You’ve likely heard of augmented reality (AR), but you may not fully understand what it is and how it can be used.
By 2022, consumers will have downloaded 5.5 billion AR applications, showing how augmented reality is more than just a novelty or a gimmick to be used for video gaming and social networking. It has applications in almost every industry, and it has the potential to change the way we learn, train, share information, and sell products.
What is Augmented Reality?
Augmented reality is an interactive experience that presents you with a real environment that has been enhanced or altered by computer-generated information. Using a smartphone camera or a similar piece of technology, it allows you to experience the real world with additional data or images overlaid on top of it in the form of three-dimensional holograms, interactive models, or text.
The most familiar example of AR might be the hit mobile game Pokémon Go, which became popular across the world in 2016. The game allowed players to look through their smartphone cameras so they could both see and capture computer-generated creatures called Pokémon. The creatures would appear against the backdrop of the view from the smartphone’s camera, making it seem like they exist in real life.
Most augmented reality applications work similarly, but the digital information presented to the user can be almost anything you want. Rather than a fantasy creature, you can present data, metrics, or even a how-to guide, all against the living image of a real environment.
Augmented Reality Vs. Virtual Reality
If you think augmented reality sounds a lot like virtual reality (VR), you’re correct. But there are some key differences.
While AR adds digital elements to a view of the real environment, virtual reality creates a new and completely immersive environment for you to experience. Someone wearing a VR helmet is blind to what’s going on around them in the real world because they only see the virtual environment presented to them. Their experience may also be enhanced with gloves and other equipment that mimic the sensations they might experience while interacting with the virtual environment if it were real.
From a business perspective, the biggest difference between the two technologies is the equipment involved. You can use AR with a smartphone. You need special equipment to use VR.
Terminology You Should Know
It can be difficult to keep up with the terminology when speaking about this type of technology, so here are some terms you should be aware of.
- “Hologram” or “Model” — The digitally-rendered information presented to the user in AR (the Pokémon in Pokémon Go). It’s typically three-dimensional and possibly animated.
- Extended Reality (XR) — Used as an umbrella term for both augmented and virtual reality.
- Computer-Aided Design (CAD) — Software that uses automation to help in the creation of designs, which can often be viewed in augmented reality.
- Field of View (FoV) — The visual area in which the user can see virtual content.

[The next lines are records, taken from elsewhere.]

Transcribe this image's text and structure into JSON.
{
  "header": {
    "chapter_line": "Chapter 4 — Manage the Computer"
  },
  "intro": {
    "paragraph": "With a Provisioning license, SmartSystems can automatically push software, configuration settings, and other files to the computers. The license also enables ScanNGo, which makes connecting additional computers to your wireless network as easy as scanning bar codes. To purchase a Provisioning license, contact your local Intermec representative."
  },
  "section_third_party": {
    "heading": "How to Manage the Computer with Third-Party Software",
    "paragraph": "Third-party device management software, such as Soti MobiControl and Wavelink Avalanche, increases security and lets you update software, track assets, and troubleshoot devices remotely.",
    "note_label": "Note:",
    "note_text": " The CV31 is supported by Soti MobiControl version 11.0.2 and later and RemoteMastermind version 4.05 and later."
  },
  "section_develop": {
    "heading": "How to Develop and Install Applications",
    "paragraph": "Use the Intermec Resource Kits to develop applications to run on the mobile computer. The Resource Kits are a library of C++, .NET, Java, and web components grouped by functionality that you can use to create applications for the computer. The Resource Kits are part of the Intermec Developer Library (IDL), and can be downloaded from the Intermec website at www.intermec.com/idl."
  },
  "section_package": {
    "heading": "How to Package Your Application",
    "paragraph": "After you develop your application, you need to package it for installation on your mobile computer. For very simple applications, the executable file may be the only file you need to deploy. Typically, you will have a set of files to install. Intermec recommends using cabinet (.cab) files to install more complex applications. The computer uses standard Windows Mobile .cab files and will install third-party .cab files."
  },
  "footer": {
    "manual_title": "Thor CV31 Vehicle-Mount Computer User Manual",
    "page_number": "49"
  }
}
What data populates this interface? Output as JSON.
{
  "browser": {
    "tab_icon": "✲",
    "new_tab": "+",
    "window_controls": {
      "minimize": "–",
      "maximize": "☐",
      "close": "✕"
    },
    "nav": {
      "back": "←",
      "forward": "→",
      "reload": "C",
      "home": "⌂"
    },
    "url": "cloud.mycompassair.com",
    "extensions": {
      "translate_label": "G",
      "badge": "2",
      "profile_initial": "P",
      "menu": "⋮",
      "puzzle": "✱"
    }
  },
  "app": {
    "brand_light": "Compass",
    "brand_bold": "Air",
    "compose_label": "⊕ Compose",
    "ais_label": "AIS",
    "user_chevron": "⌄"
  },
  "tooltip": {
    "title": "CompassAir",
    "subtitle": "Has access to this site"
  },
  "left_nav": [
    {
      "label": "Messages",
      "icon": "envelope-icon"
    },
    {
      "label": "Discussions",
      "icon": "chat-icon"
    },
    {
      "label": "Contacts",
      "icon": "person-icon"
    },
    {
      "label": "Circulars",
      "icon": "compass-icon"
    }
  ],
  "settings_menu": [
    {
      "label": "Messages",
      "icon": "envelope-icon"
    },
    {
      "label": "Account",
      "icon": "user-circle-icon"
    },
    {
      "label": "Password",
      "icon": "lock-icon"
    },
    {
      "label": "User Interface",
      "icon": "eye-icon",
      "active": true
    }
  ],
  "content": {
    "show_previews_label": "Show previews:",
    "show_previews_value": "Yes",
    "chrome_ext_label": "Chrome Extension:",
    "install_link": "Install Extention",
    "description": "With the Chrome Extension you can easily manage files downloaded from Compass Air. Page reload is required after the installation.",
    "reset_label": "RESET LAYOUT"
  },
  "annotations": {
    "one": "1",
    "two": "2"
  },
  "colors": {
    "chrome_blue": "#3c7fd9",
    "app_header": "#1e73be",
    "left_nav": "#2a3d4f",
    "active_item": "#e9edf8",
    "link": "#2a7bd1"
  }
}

- Mesh — The web of points and lines that the computer recognizes in a three-dimensional space, allowing it to project an image that aligns with the real environment.
- Tracking — The method the computer uses to fix an object in three-dimensional space, allowing the user to walk around it and view it from multiple angles.
The Current Uses of AR
The applications for AR already stretch far beyond gaming and sending funny photos. The following are just a few of the unique applications for AR.
Retail and eCommerce
AR has an enormous potential to enhance the retail experience by bringing products directly into customers’ homes. Someone shopping for a piece of furniture can see how it would look in their living room. Similarly, someone shopping online for a pair of pants can see how they look in them in the mirror before buying.
According to Gartner, 100 million consumers will shop in augmented reality both online and in-store in 2020.
AR provides students with virtual guides and examples in support of other class materials, such as textbooks and handouts. AR can add gamification to the learning experience and even bring charts and diagrams to life before the student’s eyes, making learning more fun.
AR can help medical professionals obtain more effective training and hands-on learning. Instead of learning conceptual information in a traditional setting, medical professionals can be trained up front using an AR representation of a medical product. This allows them to put their education into practice immediately in a low-stakes environment.
Field Service & Maintenance
Field service technicians must travel to business locations to fix equipment on-site. Whether they’re fixing an industrial grinder or an espresso machine, first-time fixes are essential to maintaining client satisfaction. AR can help them by overlaying diagrams and how-to guides on the machines while they work on them.
Technicians can also use AR for training and certification purposes. Using an AR-enabled device, they can pinch, zoom, and rotate holographic models to gain first-hand knowledge of the equipment they must work on. They can even use exploded views of the equipment to see exactly how it functions and activate menus on the AR model.
Warehouses and fulfillment centers can utilize AR to help their workers stay productive and cut down on the time it takes for them to get from point A to point B. Amazon is already working to roll out AR-enabled headsets that can show warehouse employees which pathways to take to reach items for picking and delivering.
AR is More Accessible Than You Think
It might sound complex and futuristic, but AR doesn’t have to be expensive or difficult to use. By partnering with a company like NexTech, you can create amazing holograms of your products that your customers can view using nothing but a smartphone. NexTech can even provide you with holographic personal shoppers and speakers, so your customers can experience and interactive sales conversation from the comfort of their homes.
Contact NexTech AR today to learn how we can help.